While in theory, summer screams sun, shorts, sandals and *ahem* Netflix binges, in practice it can also signal holiday stress.
It has come to the point where the question of ‘What are you doing for the summer?’ can be harder to answer than any MCQ or essay question you’ve spent the last few weeks revising for.
With droves of students off to America on J1s and as many trekking across Europe with rucksacks big enough to clothe a small army, the pressure to plan an extravagant trip abroad can be as overwhelming on the brain as it is on the pocket.
But what if the answer is not a Ryanair deal away? I’m no Yank, but there’s a lot to be said for the Emerald Isle and its summer potential, even in the least likely of counties.
All due credit going to the Vikings back in the 10th century, Waterford is Ireland’s oldest city. Alongside historical attractions such as The Viking Triangle, Waterford Treasures Medieval Museum and Reginald’s Tower, the famous Waterford Crystal factory welcomes visitors of all interests. Moving outside the city, popular seaside town, Tramore, comes alive every summer with amusements, bars, casinos and arcades to rid your pockets of the faintest jingle.
A bag of chips from the popular Dooly’s chipper and a walk down the 5km sandy beach is enough to quench any sense of wanderlust. For a more low-key vibe, take a trip over to the fishing village of Dunmore East and enjoy the fabulous views and great food.
Commonly known as the Dub’s holiday hotspot, the sunny south-east boasts some of the east coast’s most popular beaches, so much so that the Oscar-winning Saving Private Ryan was filmed on Wexford’s Curracloe beach. If it’s good enough for Spielberg it’s good enough for us, ay?
But it’s not all campervans and coastlines. The Hook Lighthouse, the world’s oldest operational lighthouse is accessible by ferry providing incredible viewing points.
The Irish National Heritage Park with its crannóg and ringfort replicas allow visitors go back in time to ancient Ireland. 35 acres of woodland provide many interesting walks and trails for all ages and abilities.
One of Ireland’s most scenic counties, Clare is a must-go for many tourists in Ireland, so it must be doing something right.
The Cliffs of Moher have featured in many’s a Facebook cover photo, but can only be fully appreciated in the flesh. Rain, hail or shine they’ll take your breath away.
While discovering the Burren, take a trip to the Ailwee Caves, the underworld of the Burren, and the Burren Perfumery. If you’re lucky you might pass Father Ted’s famous Parochial House en route and stop in for afternoon tea.
Perfect for water sport fanatics, Lahinch is a popular surfing spot, and nearby village, Ballyvaughan offers an Atlantic kayaking experience along the coast.
Searching for a city break with the best craic and culture Ireland has to offer? Galway City is calling.
From the cobbles of bustling Shop Street to the chilled-out vibes of the Spanish Arch, Galway caters for all needs.

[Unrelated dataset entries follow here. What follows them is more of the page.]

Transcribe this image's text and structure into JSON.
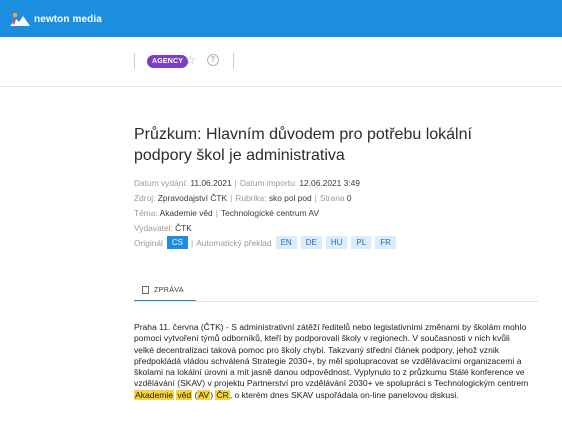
{
  "app": {
    "logo_text": "newton media"
  },
  "toolbar": {
    "agency_badge": "AGENCY",
    "star_icon": "star-icon",
    "help_icon": "help-icon",
    "help_glyph": "?"
  },
  "article": {
    "title": "Průzkum: Hlavním důvodem pro potřebu lokální podpory škol je administrativa",
    "meta": {
      "release_label": "Datum vydání:",
      "release_value": "11.06.2021",
      "import_label": "Datum importu:",
      "import_value": "12.06.2021 3:49",
      "source_label": "Zdroj:",
      "source_value": "Zpravodajství ČTK",
      "rubric_label": "Rubrika:",
      "rubric_value": "sko pol pod",
      "page_label": "Strana",
      "page_value": "0",
      "topic_label": "Téma:",
      "topic_value_1": "Akademie věd",
      "topic_value_2": "Technologické centrum AV",
      "publisher_label": "Vydavatel:",
      "publisher_value": "ČTK",
      "original_label": "Originál",
      "original_lang": "CS",
      "auto_translate_label": "Automatický překlad",
      "translations": [
        "EN",
        "DE",
        "HU",
        "PL",
        "FR"
      ]
    },
    "tab_label": "ZPRÁVA",
    "body": {
      "text_1": "Praha 11. června (ČTK) - S administrativní zátěží ředitelů nebo legislativními změnami by školám mohlo pomoci vytvoření týmů odborníků, kteří by podporovali školy v regionech. V současnosti v nich kvůli velké decentralizaci taková pomoc pro školy chybí. Takzvaný střední článek podpory, jehož vznik předpokládá vládou schválená Strategie 2030+, by měl spolupracovat se vzdělávacími organizacemi a školami na lokální úrovni a mít jasně danou odpovědnost. Vyplynulo to z průzkumu Stálé konference ve vzdělávání (SKAV) v projektu Partnerství pro vzdělávání 2030+ ve spolupráci s Technologickým centrem ",
      "hl_1": "Akademie",
      "hl_2": "věd",
      "paren_open": "(",
      "hl_3": "AV",
      "paren_close": ")",
      "hl_4": "ČR",
      "text_2": ", o kterém dnes SKAV uspořádala on-line panelovou diskusi."
    }
  },
  "colors": {
    "brand": "#1b8ee0",
    "agency": "#7a3fc4",
    "highlight": "#f5d53a"
  }
}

A superb choice of food, especially along Quay Street and lively bars such as the Quays and the Roisín Dubh, ensure constant night time entertainment.

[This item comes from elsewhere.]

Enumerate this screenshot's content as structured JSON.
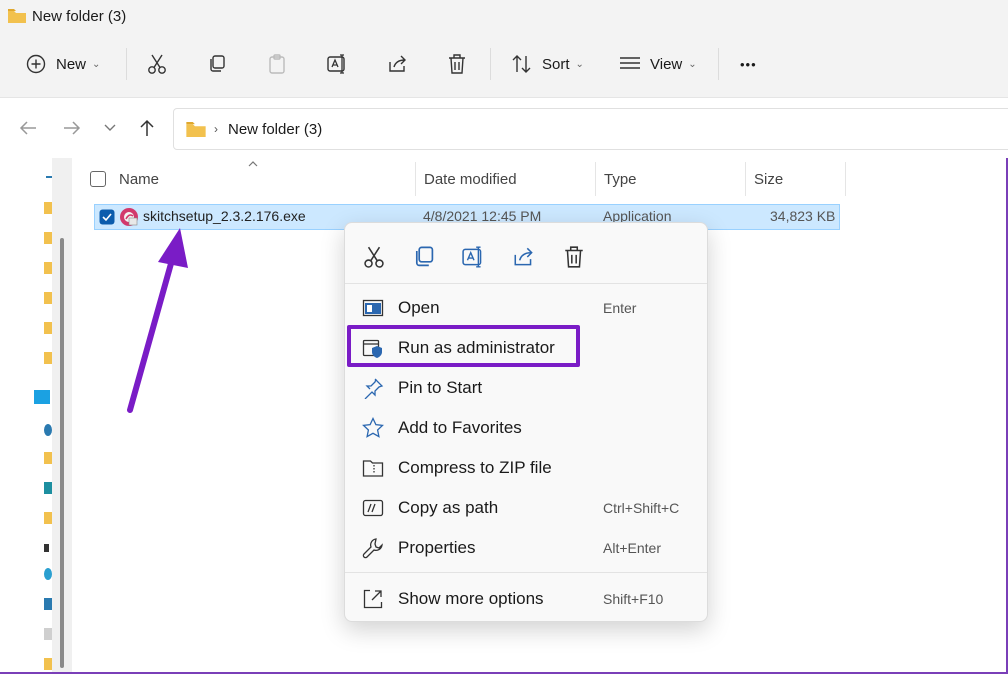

The Galway Arts Festival (taking place 11th-24th July) provides an abundance of events for all ages.
Similarly, the Galway Races (25th-31st July) draw thousands into the city every year, heightening the atmosphere.

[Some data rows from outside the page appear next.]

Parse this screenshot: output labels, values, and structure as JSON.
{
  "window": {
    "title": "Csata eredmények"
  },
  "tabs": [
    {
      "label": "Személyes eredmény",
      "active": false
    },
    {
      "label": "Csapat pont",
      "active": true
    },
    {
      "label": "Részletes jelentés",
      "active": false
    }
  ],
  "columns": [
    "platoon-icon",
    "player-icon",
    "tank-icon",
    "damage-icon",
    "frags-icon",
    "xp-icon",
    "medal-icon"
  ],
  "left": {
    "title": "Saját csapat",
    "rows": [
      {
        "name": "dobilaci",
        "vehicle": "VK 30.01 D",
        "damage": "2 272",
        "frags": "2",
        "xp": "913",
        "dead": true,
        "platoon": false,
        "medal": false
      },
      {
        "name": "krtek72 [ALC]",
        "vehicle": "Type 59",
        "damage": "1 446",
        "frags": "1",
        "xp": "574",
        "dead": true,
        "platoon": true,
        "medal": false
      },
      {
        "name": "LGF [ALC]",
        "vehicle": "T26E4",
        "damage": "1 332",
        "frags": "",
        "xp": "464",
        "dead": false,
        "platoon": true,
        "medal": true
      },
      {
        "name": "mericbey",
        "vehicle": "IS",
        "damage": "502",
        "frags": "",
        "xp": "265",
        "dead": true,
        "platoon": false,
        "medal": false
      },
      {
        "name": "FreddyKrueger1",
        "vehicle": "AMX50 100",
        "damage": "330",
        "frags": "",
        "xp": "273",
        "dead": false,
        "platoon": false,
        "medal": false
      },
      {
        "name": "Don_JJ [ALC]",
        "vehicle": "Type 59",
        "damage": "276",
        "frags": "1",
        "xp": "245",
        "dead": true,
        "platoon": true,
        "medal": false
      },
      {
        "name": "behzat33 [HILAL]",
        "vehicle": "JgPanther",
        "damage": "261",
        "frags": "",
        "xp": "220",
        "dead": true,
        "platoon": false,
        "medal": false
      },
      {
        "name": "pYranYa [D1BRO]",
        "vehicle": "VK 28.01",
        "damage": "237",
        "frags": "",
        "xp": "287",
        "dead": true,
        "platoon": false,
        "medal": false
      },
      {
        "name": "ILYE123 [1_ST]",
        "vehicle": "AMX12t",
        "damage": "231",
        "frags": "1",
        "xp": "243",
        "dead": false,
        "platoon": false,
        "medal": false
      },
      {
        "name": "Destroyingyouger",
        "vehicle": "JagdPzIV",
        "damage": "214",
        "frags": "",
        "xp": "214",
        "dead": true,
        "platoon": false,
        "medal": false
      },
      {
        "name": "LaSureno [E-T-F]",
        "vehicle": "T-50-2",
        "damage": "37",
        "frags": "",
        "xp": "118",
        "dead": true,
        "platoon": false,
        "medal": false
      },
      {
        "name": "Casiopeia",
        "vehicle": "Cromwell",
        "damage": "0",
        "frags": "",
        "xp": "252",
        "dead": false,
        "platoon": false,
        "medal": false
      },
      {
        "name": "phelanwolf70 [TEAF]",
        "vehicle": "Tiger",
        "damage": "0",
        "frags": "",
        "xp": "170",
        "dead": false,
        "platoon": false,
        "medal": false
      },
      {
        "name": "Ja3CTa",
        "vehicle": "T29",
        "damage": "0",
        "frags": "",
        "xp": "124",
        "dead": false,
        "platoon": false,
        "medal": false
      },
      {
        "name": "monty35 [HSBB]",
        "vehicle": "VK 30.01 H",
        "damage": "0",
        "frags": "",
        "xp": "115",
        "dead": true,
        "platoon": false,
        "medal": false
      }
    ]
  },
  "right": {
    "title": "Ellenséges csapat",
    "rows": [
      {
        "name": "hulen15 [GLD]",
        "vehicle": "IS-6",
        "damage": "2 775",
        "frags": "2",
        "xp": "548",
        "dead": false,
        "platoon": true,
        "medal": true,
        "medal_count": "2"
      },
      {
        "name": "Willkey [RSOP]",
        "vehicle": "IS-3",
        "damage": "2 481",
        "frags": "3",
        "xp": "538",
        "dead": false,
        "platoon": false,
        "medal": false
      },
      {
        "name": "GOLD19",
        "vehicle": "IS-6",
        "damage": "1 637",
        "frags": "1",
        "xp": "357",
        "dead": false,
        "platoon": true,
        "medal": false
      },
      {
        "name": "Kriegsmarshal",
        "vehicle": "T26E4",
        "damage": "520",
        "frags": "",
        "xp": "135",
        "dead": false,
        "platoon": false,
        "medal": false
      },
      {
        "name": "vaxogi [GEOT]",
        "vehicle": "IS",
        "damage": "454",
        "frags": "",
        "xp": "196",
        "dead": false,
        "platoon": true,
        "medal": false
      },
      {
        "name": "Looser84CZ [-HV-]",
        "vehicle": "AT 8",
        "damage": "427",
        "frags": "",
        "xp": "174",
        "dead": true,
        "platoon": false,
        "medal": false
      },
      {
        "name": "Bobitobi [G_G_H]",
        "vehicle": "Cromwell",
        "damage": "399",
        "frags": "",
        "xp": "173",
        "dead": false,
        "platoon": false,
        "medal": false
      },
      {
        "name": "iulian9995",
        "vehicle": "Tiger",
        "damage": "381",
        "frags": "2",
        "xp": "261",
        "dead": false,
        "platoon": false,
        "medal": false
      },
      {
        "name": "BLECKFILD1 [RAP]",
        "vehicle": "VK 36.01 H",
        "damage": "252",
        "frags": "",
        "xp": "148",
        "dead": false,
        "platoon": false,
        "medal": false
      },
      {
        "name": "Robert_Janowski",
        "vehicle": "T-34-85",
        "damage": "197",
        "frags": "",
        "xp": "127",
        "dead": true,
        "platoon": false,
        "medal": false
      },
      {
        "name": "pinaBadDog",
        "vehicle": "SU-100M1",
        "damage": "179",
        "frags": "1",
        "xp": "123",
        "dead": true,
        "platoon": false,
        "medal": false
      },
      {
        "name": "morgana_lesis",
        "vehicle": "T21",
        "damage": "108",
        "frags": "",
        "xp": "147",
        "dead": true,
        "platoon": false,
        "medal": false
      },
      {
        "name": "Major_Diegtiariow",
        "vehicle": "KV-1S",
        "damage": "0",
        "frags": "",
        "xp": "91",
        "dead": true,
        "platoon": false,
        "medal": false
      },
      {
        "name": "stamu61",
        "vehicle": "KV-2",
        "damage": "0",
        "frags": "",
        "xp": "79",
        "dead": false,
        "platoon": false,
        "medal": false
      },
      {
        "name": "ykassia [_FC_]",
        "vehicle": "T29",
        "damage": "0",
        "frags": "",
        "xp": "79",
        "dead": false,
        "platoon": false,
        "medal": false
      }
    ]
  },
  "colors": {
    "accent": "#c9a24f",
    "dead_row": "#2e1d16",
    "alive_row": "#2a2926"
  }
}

A short tour bus away takes you to the rural countryside of Connemara at the heart of the Gaeltacht.
Indoor attractions such as Pure Skill and Leisureland also help to beat Galway’s infamous rain.
All the shopping potential of Dublin and Cork, minus the crowds, Kildare is any shopaholics dream.
From popular boutiques in Naas, to the designer outlets at Kildare Village, the choices are endless. The outlet’s American-style outdoor layout is perfect for a summer browse. I dare you to leave empty-handed.
In nearby Newbridge, Whitewater Shopping Centre, the largest regional shopping centre in the country accounts for a broad selection of high street shops.
Nip across the road for a cake and a free look in the Newbridge Silverware Museum of Style Icons for looks at artefacts from stars such as Audrey Hepburn, Marilyn Monroe and Judy Garland.
Budding jockeys and horse-owners will surely want a look in the National Stud and neighbouring Japanese Gardens and perhaps a trip to the races at Naas, Punchestown or the Curragh depending on the weekend.
Started from the bottom now we’re here.
Donegal tops off the Emerald Isle with a perfect summer blend of festivals, activities and landscape.
Kicking off the summer, Ireland’s only surf music festival, Sea Sessions takes place in Buncrana 24th-26th June attracting many young people to the area.
Follow the Wild Atlantic Way route to catch some of Donegal’s finest beaches including Carrickfinn, Culdaff, Mullaghdearg and Maghera. Witness the stunning views from Malin Head and Slieve League, and for adventurous climbers, atop Mount Errigal.
Glenveagh National Park offers scenic walks and the opportunity to visit Glenveagh Castle.
Donegal’s great musical heritage also mustn’t be forgotten and a visit to the home of Clannad at Leo’s Tavern won’t be regretted.